HOW TO COMPLETE THIS TASK
Take the entries below and print all of them exactly, please.

DATA SUPPLIED
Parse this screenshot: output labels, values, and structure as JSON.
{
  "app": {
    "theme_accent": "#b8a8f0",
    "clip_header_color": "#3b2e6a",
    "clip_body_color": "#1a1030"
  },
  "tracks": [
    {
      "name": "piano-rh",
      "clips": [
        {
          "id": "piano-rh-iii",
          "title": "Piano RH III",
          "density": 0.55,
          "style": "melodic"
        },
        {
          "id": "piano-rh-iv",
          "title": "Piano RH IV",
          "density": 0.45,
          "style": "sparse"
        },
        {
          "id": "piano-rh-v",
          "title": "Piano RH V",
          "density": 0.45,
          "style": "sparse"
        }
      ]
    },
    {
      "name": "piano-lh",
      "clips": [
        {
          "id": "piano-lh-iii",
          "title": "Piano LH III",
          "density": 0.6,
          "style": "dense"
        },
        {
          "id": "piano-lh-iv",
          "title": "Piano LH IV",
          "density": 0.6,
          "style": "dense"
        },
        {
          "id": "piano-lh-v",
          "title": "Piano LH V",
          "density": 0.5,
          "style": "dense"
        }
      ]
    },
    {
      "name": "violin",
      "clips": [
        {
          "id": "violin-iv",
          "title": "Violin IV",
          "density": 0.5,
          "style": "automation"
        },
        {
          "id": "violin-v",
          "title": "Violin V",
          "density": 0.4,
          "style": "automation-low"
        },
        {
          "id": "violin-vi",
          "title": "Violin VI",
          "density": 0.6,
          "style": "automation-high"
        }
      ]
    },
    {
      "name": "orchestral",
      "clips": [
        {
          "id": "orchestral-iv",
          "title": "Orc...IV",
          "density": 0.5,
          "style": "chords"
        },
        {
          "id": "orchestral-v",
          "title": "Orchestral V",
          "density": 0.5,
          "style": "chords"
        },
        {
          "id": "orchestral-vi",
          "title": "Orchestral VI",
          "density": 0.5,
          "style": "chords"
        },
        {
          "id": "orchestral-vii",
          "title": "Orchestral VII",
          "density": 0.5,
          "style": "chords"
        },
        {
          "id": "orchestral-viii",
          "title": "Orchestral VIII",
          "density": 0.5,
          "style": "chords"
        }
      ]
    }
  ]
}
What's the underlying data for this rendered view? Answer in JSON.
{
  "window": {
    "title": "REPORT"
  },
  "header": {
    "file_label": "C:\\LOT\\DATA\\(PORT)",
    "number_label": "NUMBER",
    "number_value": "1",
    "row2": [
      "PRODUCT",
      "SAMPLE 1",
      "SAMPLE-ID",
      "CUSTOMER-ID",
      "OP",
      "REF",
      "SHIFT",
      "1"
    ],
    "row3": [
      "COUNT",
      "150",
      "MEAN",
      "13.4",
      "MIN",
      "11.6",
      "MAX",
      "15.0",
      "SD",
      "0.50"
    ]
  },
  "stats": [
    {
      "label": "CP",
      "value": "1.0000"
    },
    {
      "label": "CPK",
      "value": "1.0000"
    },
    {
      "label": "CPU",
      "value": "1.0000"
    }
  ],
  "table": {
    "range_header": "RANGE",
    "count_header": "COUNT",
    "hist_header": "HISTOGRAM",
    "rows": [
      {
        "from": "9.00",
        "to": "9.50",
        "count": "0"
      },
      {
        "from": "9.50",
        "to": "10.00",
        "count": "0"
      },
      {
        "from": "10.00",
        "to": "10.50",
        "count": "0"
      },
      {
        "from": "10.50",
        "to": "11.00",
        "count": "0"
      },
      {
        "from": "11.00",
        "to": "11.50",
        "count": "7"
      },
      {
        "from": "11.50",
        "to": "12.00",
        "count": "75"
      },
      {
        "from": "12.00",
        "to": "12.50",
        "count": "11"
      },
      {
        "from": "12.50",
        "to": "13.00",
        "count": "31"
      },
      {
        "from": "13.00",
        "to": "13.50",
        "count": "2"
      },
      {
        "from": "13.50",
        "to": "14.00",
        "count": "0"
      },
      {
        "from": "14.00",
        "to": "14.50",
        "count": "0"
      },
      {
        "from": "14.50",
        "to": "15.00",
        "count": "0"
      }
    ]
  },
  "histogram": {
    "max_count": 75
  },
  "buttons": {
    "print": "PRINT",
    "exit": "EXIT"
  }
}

TASK ANSWER
Parse this screenshot: output labels, values, and structure as JSON.
{
  "app": {
    "theme_accent": "#b8a8f0",
    "clip_header_color": "#3b2e6a",
    "clip_body_color": "#1a1030"
  },
  "tracks": [
    {
      "name": "piano-rh",
      "clips": [
        {
          "id": "piano-rh-iii",
          "title": "Piano RH III",
          "density": 0.55,
          "style": "melodic"
        },
        {
          "id": "piano-rh-iv",
          "title": "Piano RH IV",
          "density": 0.45,
          "style": "sparse"
        },
        {
          "id": "piano-rh-v",
          "title": "Piano RH V",
          "density": 0.45,
          "style": "sparse"
        }
      ]
    },
    {
      "name": "piano-lh",
      "clips": [
        {
          "id": "piano-lh-iii",
          "title": "Piano LH III",
          "density": 0.6,
          "style": "dense"
        },
        {
          "id": "piano-lh-iv",
          "title": "Piano LH IV",
          "density": 0.6,
          "style": "dense"
        },
        {
          "id": "piano-lh-v",
          "title": "Piano LH V",
          "density": 0.5,
          "style": "dense"
        }
      ]
    },
    {
      "name": "violin",
      "clips": [
        {
          "id": "violin-iv",
          "title": "Violin IV",
          "density": 0.5,
          "style": "automation"
        },
        {
          "id": "violin-v",
          "title": "Violin V",
          "density": 0.4,
          "style": "automation-low"
        },
        {
          "id": "violin-vi",
          "title": "Violin VI",
          "density": 0.6,
          "style": "automation-high"
        }
      ]
    },
    {
      "name": "orchestral",
      "clips": [
        {
          "id": "orchestral-iv",
          "title": "Orc...IV",
          "density": 0.5,
          "style": "chords"
        },
        {
          "id": "orchestral-v",
          "title": "Orchestral V",
          "density": 0.5,
          "style": "chords"
        },
        {
          "id": "orchestral-vi",
          "title": "Orchestral VI",
          "density": 0.5,
          "style": "chords"
        },
        {
          "id": "orchestral-vii",
          "title": "Orchestral VII",
          "density": 0.5,
          "style": "chords"
        },
        {
          "id": "orchestral-viii",
          "title": "Orchestral VIII",
          "density": 0.5,
          "style": "chords"
        }
      ]
    }
  ]
}
What's the underlying data for this rendered view? Answer in JSON.
{
  "window": {
    "title": "REPORT"
  },
  "header": {
    "file_label": "C:\\LOT\\DATA\\(PORT)",
    "number_label": "NUMBER",
    "number_value": "1",
    "row2": [
      "PRODUCT",
      "SAMPLE 1",
      "SAMPLE-ID",
      "CUSTOMER-ID",
      "OP",
      "REF",
      "SHIFT",
      "1"
    ],
    "row3": [
      "COUNT",
      "150",
      "MEAN",
      "13.4",
      "MIN",
      "11.6",
      "MAX",
      "15.0",
      "SD",
      "0.50"
    ]
  },
  "stats": [
    {
      "label": "CP",
      "value": "1.0000"
    },
    {
      "label": "CPK",
      "value": "1.0000"
    },
    {
      "label": "CPU",
      "value": "1.0000"
    }
  ],
  "table": {
    "range_header": "RANGE",
    "count_header": "COUNT",
    "hist_header": "HISTOGRAM",
    "rows": [
      {
        "from": "9.00",
        "to": "9.50",
        "count": "0"
      },
      {
        "from": "9.50",
        "to": "10.00",
        "count": "0"
      },
      {
        "from": "10.00",
        "to": "10.50",
        "count": "0"
      },
      {
        "from": "10.50",
        "to": "11.00",
        "count": "0"
      },
      {
        "from": "11.00",
        "to": "11.50",
        "count": "7"
      },
      {
        "from": "11.50",
        "to": "12.00",
        "count": "75"
      },
      {
        "from": "12.00",
        "to": "12.50",
        "count": "11"
      },
      {
        "from": "12.50",
        "to": "13.00",
        "count": "31"
      },
      {
        "from": "13.00",
        "to": "13.50",
        "count": "2"
      },
      {
        "from": "13.50",
        "to": "14.00",
        "count": "0"
      },
      {
        "from": "14.00",
        "to": "14.50",
        "count": "0"
      },
      {
        "from": "14.50",
        "to": "15.00",
        "count": "0"
      }
    ]
  },
  "histogram": {
    "max_count": 75
  },
  "buttons": {
    "print": "PRINT",
    "exit": "EXIT"
  }
}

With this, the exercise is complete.